* _THE PROBLEM_: Please retype the records below exactly as they appear, but leave out the pictures.

**** GIVEN RECORDS

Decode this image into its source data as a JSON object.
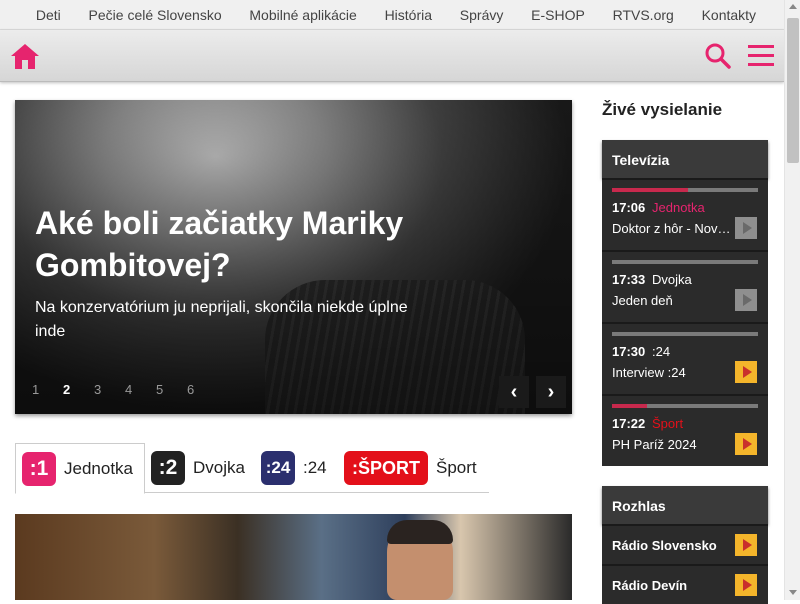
{
  "topnav": {
    "items": [
      "Deti",
      "Pečie celé Slovensko",
      "Mobilné aplikácie",
      "História",
      "Správy",
      "E-SHOP",
      "RTVS.org",
      "Kontakty"
    ]
  },
  "colors": {
    "brand": "#e6246e",
    "live_accent": "#c8294d",
    "play_live": "#f4b52b"
  },
  "header": {
    "icons": [
      "home-icon",
      "search-icon",
      "menu-icon"
    ]
  },
  "hero": {
    "title": "Aké boli začiatky Mariky Gombitovej?",
    "subtitle": "Na konzervatórium ju neprijali, skončila niekde úplne inde",
    "pages": [
      "1",
      "2",
      "3",
      "4",
      "5",
      "6"
    ],
    "active_page": "2",
    "prev_icon": "chevron-left-icon",
    "next_icon": "chevron-right-icon"
  },
  "channel_tabs": [
    {
      "logo": ":1",
      "label": "Jednotka",
      "logo_color": "#e6246e",
      "active": true
    },
    {
      "logo": ":2",
      "label": "Dvojka",
      "logo_color": "#222222",
      "active": false
    },
    {
      "logo": ":24",
      "label": ":24",
      "logo_color": "#2b2f6e",
      "active": false
    },
    {
      "logo": ":ŠPORT",
      "label": "Šport",
      "logo_color": "#e3101a",
      "active": false
    }
  ],
  "live": {
    "title": "Živé vysielanie",
    "tv": {
      "heading": "Televízia",
      "programs": [
        {
          "time": "17:06",
          "channel": "Jednotka",
          "channel_color": "#e6246e",
          "title": "Doktor z hôr - Nov…",
          "progress": 0.52,
          "play_active": false
        },
        {
          "time": "17:33",
          "channel": "Dvojka",
          "channel_color": "#ffffff",
          "title": "Jeden deň",
          "progress": 0.0,
          "play_active": false
        },
        {
          "time": "17:30",
          "channel": ":24",
          "channel_color": "#ffffff",
          "title": "Interview :24",
          "progress": 0.0,
          "play_active": true
        },
        {
          "time": "17:22",
          "channel": "Šport",
          "channel_color": "#e3101a",
          "title": "PH Paríž 2024",
          "progress": 0.24,
          "play_active": true
        }
      ]
    },
    "radio": {
      "heading": "Rozhlas",
      "stations": [
        "Rádio Slovensko",
        "Rádio Devín"
      ]
    }
  }
}
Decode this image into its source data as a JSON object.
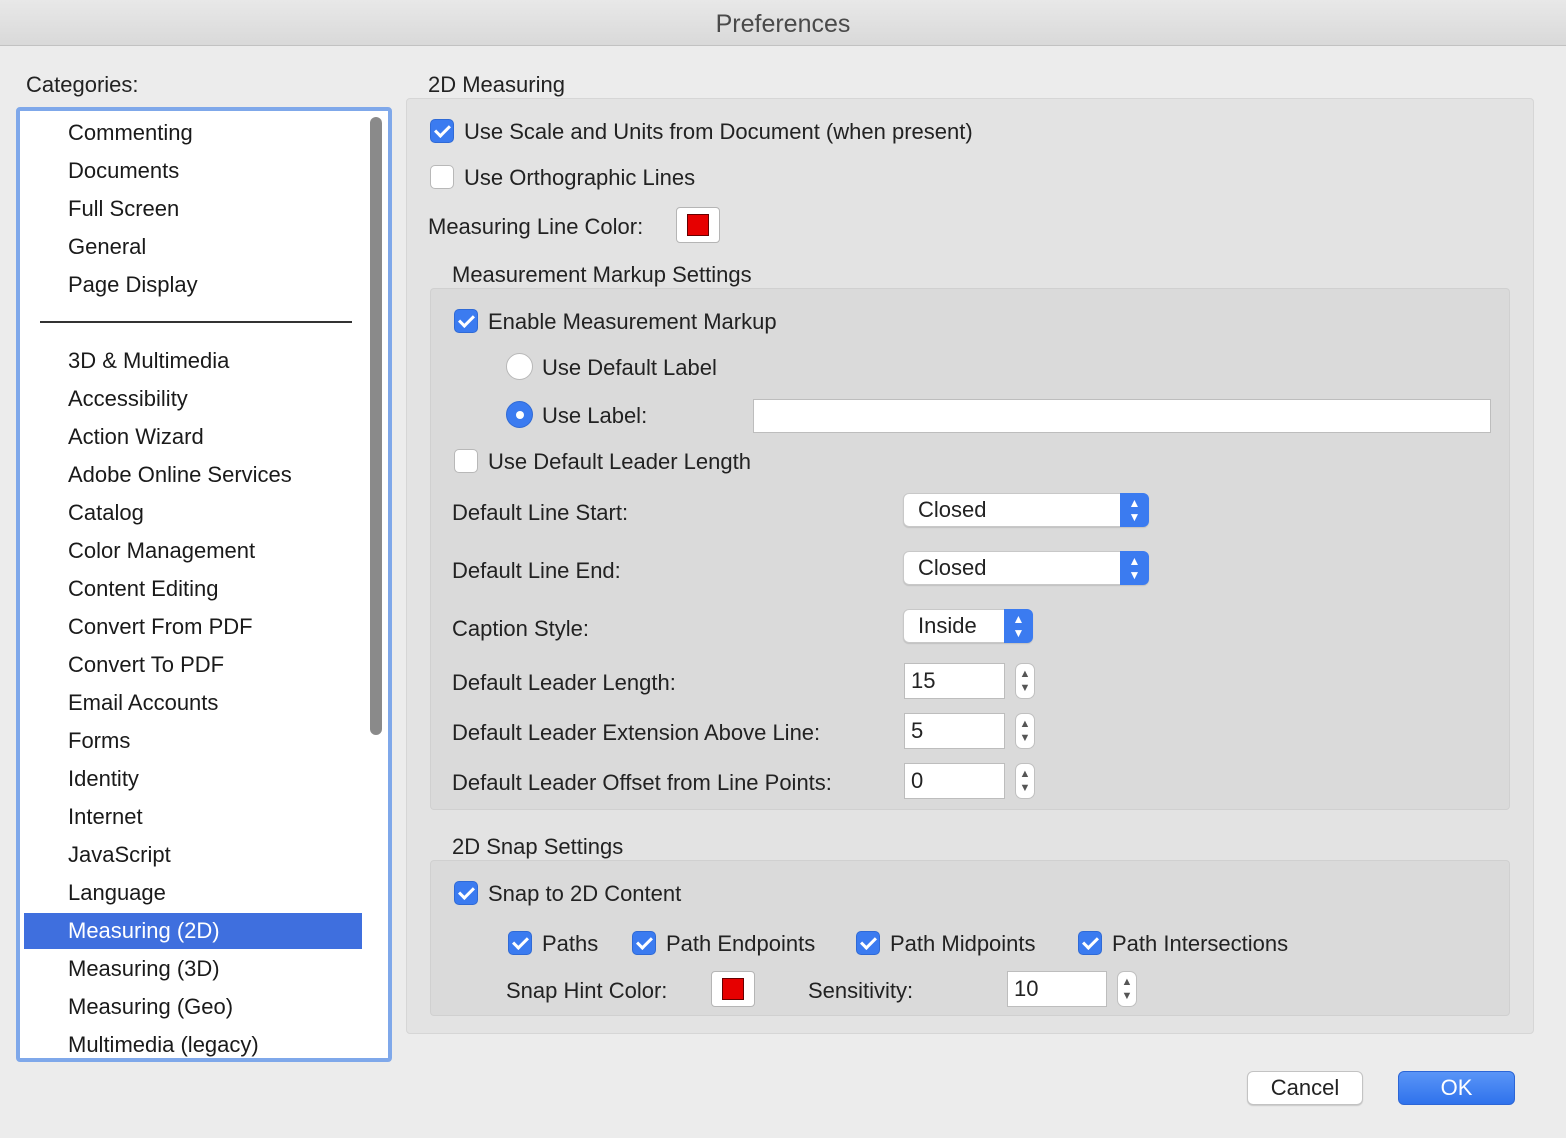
{
  "window": {
    "title": "Preferences"
  },
  "categories": {
    "label": "Categories:",
    "group1": [
      "Commenting",
      "Documents",
      "Full Screen",
      "General",
      "Page Display"
    ],
    "group2": [
      "3D & Multimedia",
      "Accessibility",
      "Action Wizard",
      "Adobe Online Services",
      "Catalog",
      "Color Management",
      "Content Editing",
      "Convert From PDF",
      "Convert To PDF",
      "Email Accounts",
      "Forms",
      "Identity",
      "Internet",
      "JavaScript",
      "Language",
      "Measuring (2D)",
      "Measuring (3D)",
      "Measuring (Geo)",
      "Multimedia (legacy)"
    ],
    "selected": "Measuring (2D)"
  },
  "measuring": {
    "section_title": "2D Measuring",
    "use_scale_label": "Use Scale and Units from Document (when present)",
    "use_scale_checked": true,
    "ortho_label": "Use Orthographic Lines",
    "ortho_checked": false,
    "line_color_label": "Measuring Line Color:",
    "line_color": "#e60000"
  },
  "markup": {
    "section_title": "Measurement Markup Settings",
    "enable_label": "Enable Measurement Markup",
    "enable_checked": true,
    "default_label_option": "Use Default Label",
    "use_label_option": "Use Label:",
    "use_label_selected": true,
    "use_label_value": "",
    "default_leader_label": "Use Default Leader Length",
    "default_leader_checked": false,
    "line_start_label": "Default Line Start:",
    "line_start_value": "Closed",
    "line_end_label": "Default Line End:",
    "line_end_value": "Closed",
    "caption_label": "Caption Style:",
    "caption_value": "Inside",
    "leader_length_label": "Default Leader Length:",
    "leader_length_value": "15",
    "leader_ext_label": "Default Leader Extension Above Line:",
    "leader_ext_value": "5",
    "leader_offset_label": "Default Leader Offset from Line Points:",
    "leader_offset_value": "0"
  },
  "snap": {
    "section_title": "2D Snap Settings",
    "snap_label": "Snap to 2D Content",
    "snap_checked": true,
    "paths_label": "Paths",
    "endpoints_label": "Path Endpoints",
    "midpoints_label": "Path Midpoints",
    "intersections_label": "Path Intersections",
    "hint_color_label": "Snap Hint Color:",
    "hint_color": "#e60000",
    "sensitivity_label": "Sensitivity:",
    "sensitivity_value": "10"
  },
  "buttons": {
    "cancel": "Cancel",
    "ok": "OK"
  },
  "colors": {
    "accent": "#3b7bf0",
    "selection": "#3f6fde"
  }
}
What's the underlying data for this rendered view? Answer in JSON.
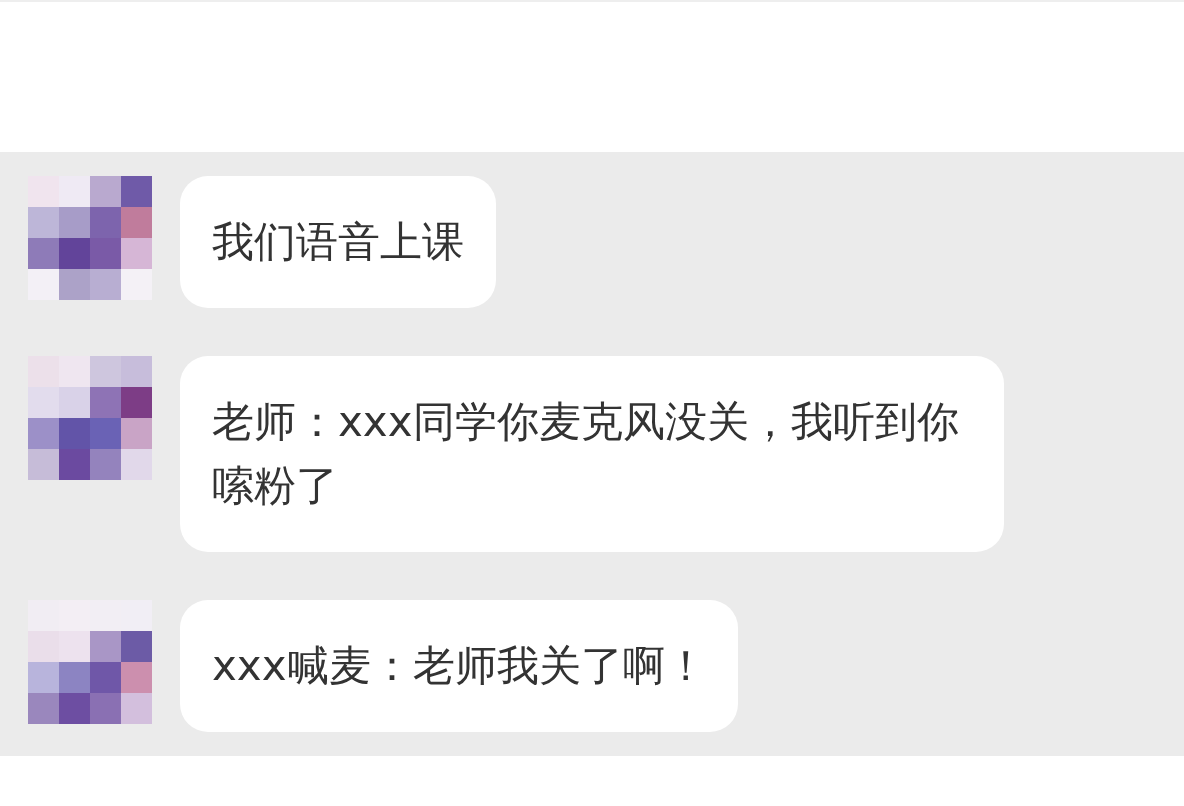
{
  "messages": [
    {
      "text": "我们语音上课"
    },
    {
      "text": "老师：xxx同学你麦克风没关，我听到你嗦粉了"
    },
    {
      "text": "xxx喊麦：老师我关了啊！"
    }
  ]
}
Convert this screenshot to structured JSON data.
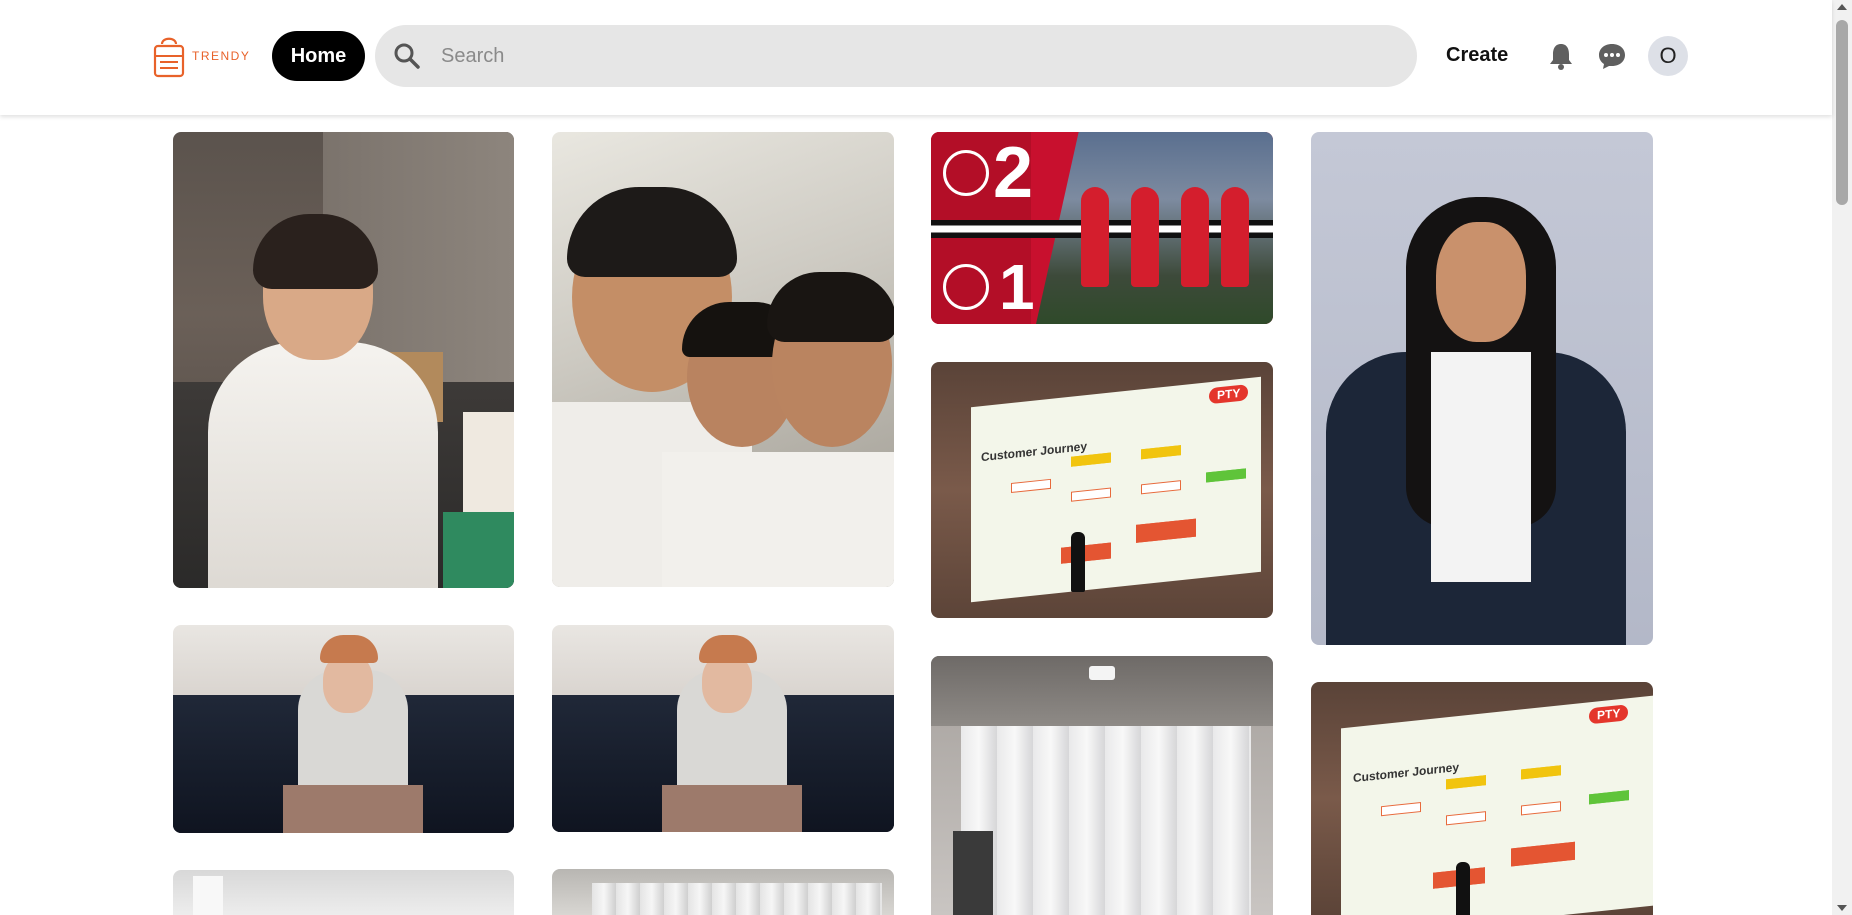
{
  "header": {
    "logo_text": "TRENDY",
    "home_label": "Home",
    "search_placeholder": "Search",
    "create_label": "Create",
    "avatar_initial": "O"
  },
  "colors": {
    "brand": "#e8622a",
    "home_bg": "#000000",
    "search_bg": "#e6e6e6",
    "avatar_bg": "#dde0e7"
  },
  "icons": [
    "trendy-logo-icon",
    "search-icon",
    "bell-icon",
    "chat-icon"
  ],
  "pins": [
    {
      "subject": "man-white-tshirt"
    },
    {
      "subject": "friends-selfie"
    },
    {
      "subject": "football-score",
      "score_top": "2",
      "score_bottom": "1"
    },
    {
      "subject": "presentation",
      "slide_title": "Customer Journey",
      "tag": "PTY"
    },
    {
      "subject": "long-hair-portrait"
    },
    {
      "subject": "sofa-cap"
    },
    {
      "subject": "sofa-cap"
    },
    {
      "subject": "curtain-room"
    },
    {
      "subject": "presentation",
      "slide_title": "Customer Journey",
      "tag": "PTY"
    },
    {
      "subject": "room-partial"
    },
    {
      "subject": "curtain-partial"
    }
  ]
}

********

* _RESULT_:
Decode this image into its source data as a JSON object.
{
  "topnav": {
    "items": [
      "Deti",
      "Pečie celé Slovensko",
      "Mobilné aplikácie",
      "História",
      "Správy",
      "E-SHOP",
      "RTVS.org",
      "Kontakty"
    ]
  },
  "colors": {
    "brand": "#e6246e",
    "live_accent": "#c8294d",
    "play_live": "#f4b52b"
  },
  "header": {
    "icons": [
      "home-icon",
      "search-icon",
      "menu-icon"
    ]
  },
  "hero": {
    "title": "Aké boli začiatky Mariky Gombitovej?",
    "subtitle": "Na konzervatórium ju neprijali, skončila niekde úplne inde",
    "pages": [
      "1",
      "2",
      "3",
      "4",
      "5",
      "6"
    ],
    "active_page": "2",
    "prev_icon": "chevron-left-icon",
    "next_icon": "chevron-right-icon"
  },
  "channel_tabs": [
    {
      "logo": ":1",
      "label": "Jednotka",
      "logo_color": "#e6246e",
      "active": true
    },
    {
      "logo": ":2",
      "label": "Dvojka",
      "logo_color": "#222222",
      "active": false
    },
    {
      "logo": ":24",
      "label": ":24",
      "logo_color": "#2b2f6e",
      "active": false
    },
    {
      "logo": ":ŠPORT",
      "label": "Šport",
      "logo_color": "#e3101a",
      "active": false
    }
  ],
  "live": {
    "title": "Živé vysielanie",
    "tv": {
      "heading": "Televízia",
      "programs": [
        {
          "time": "17:06",
          "channel": "Jednotka",
          "channel_color": "#e6246e",
          "title": "Doktor z hôr - Nov…",
          "progress": 0.52,
          "play_active": false
        },
        {
          "time": "17:33",
          "channel": "Dvojka",
          "channel_color": "#ffffff",
          "title": "Jeden deň",
          "progress": 0.0,
          "play_active": false
        },
        {
          "time": "17:30",
          "channel": ":24",
          "channel_color": "#ffffff",
          "title": "Interview :24",
          "progress": 0.0,
          "play_active": true
        },
        {
          "time": "17:22",
          "channel": "Šport",
          "channel_color": "#e3101a",
          "title": "PH Paríž 2024",
          "progress": 0.24,
          "play_active": true
        }
      ]
    },
    "radio": {
      "heading": "Rozhlas",
      "stations": [
        "Rádio Slovensko",
        "Rádio Devín"
      ]
    }
  }
}
Decode this image into its source data as a JSON object.
{
  "window": {
    "title": "Preferences"
  },
  "categories": {
    "label": "Categories:",
    "group1": [
      "Commenting",
      "Documents",
      "Full Screen",
      "General",
      "Page Display"
    ],
    "group2": [
      "3D & Multimedia",
      "Accessibility",
      "Action Wizard",
      "Adobe Online Services",
      "Catalog",
      "Color Management",
      "Content Editing",
      "Convert From PDF",
      "Convert To PDF",
      "Email Accounts",
      "Forms",
      "Identity",
      "Internet",
      "JavaScript",
      "Language",
      "Measuring (2D)",
      "Measuring (3D)",
      "Measuring (Geo)",
      "Multimedia (legacy)"
    ],
    "selected": "Measuring (2D)"
  },
  "measuring": {
    "section_title": "2D Measuring",
    "use_scale_label": "Use Scale and Units from Document (when present)",
    "use_scale_checked": true,
    "ortho_label": "Use Orthographic Lines",
    "ortho_checked": false,
    "line_color_label": "Measuring Line Color:",
    "line_color": "#e60000"
  },
  "markup": {
    "section_title": "Measurement Markup Settings",
    "enable_label": "Enable Measurement Markup",
    "enable_checked": true,
    "default_label_option": "Use Default Label",
    "use_label_option": "Use Label:",
    "use_label_selected": true,
    "use_label_value": "",
    "default_leader_label": "Use Default Leader Length",
    "default_leader_checked": false,
    "line_start_label": "Default Line Start:",
    "line_start_value": "Closed",
    "line_end_label": "Default Line End:",
    "line_end_value": "Closed",
    "caption_label": "Caption Style:",
    "caption_value": "Inside",
    "leader_length_label": "Default Leader Length:",
    "leader_length_value": "15",
    "leader_ext_label": "Default Leader Extension Above Line:",
    "leader_ext_value": "5",
    "leader_offset_label": "Default Leader Offset from Line Points:",
    "leader_offset_value": "0"
  },
  "snap": {
    "section_title": "2D Snap Settings",
    "snap_label": "Snap to 2D Content",
    "snap_checked": true,
    "paths_label": "Paths",
    "endpoints_label": "Path Endpoints",
    "midpoints_label": "Path Midpoints",
    "intersections_label": "Path Intersections",
    "hint_color_label": "Snap Hint Color:",
    "hint_color": "#e60000",
    "sensitivity_label": "Sensitivity:",
    "sensitivity_value": "10"
  },
  "buttons": {
    "cancel": "Cancel",
    "ok": "OK"
  },
  "colors": {
    "accent": "#3b7bf0",
    "selection": "#3f6fde"
  }
}
What's the underlying data for this rendered view? Answer in JSON.
{
  "messages": [
    {
      "text": "我们语音上课"
    },
    {
      "text": "老师：xxx同学你麦克风没关，我听到你嗦粉了"
    },
    {
      "text": "xxx喊麦：老师我关了啊！"
    }
  ]
}
Convert this screenshot to structured JSON data.
{
  "header": {
    "logo_text": "TRENDY",
    "home_label": "Home",
    "search_placeholder": "Search",
    "create_label": "Create",
    "avatar_initial": "O"
  },
  "colors": {
    "brand": "#e8622a",
    "home_bg": "#000000",
    "search_bg": "#e6e6e6",
    "avatar_bg": "#dde0e7"
  },
  "icons": [
    "trendy-logo-icon",
    "search-icon",
    "bell-icon",
    "chat-icon"
  ],
  "pins": [
    {
      "subject": "man-white-tshirt"
    },
    {
      "subject": "friends-selfie"
    },
    {
      "subject": "football-score",
      "score_top": "2",
      "score_bottom": "1"
    },
    {
      "subject": "presentation",
      "slide_title": "Customer Journey",
      "tag": "PTY"
    },
    {
      "subject": "long-hair-portrait"
    },
    {
      "subject": "sofa-cap"
    },
    {
      "subject": "sofa-cap"
    },
    {
      "subject": "curtain-room"
    },
    {
      "subject": "presentation",
      "slide_title": "Customer Journey",
      "tag": "PTY"
    },
    {
      "subject": "room-partial"
    },
    {
      "subject": "curtain-partial"
    }
  ]
}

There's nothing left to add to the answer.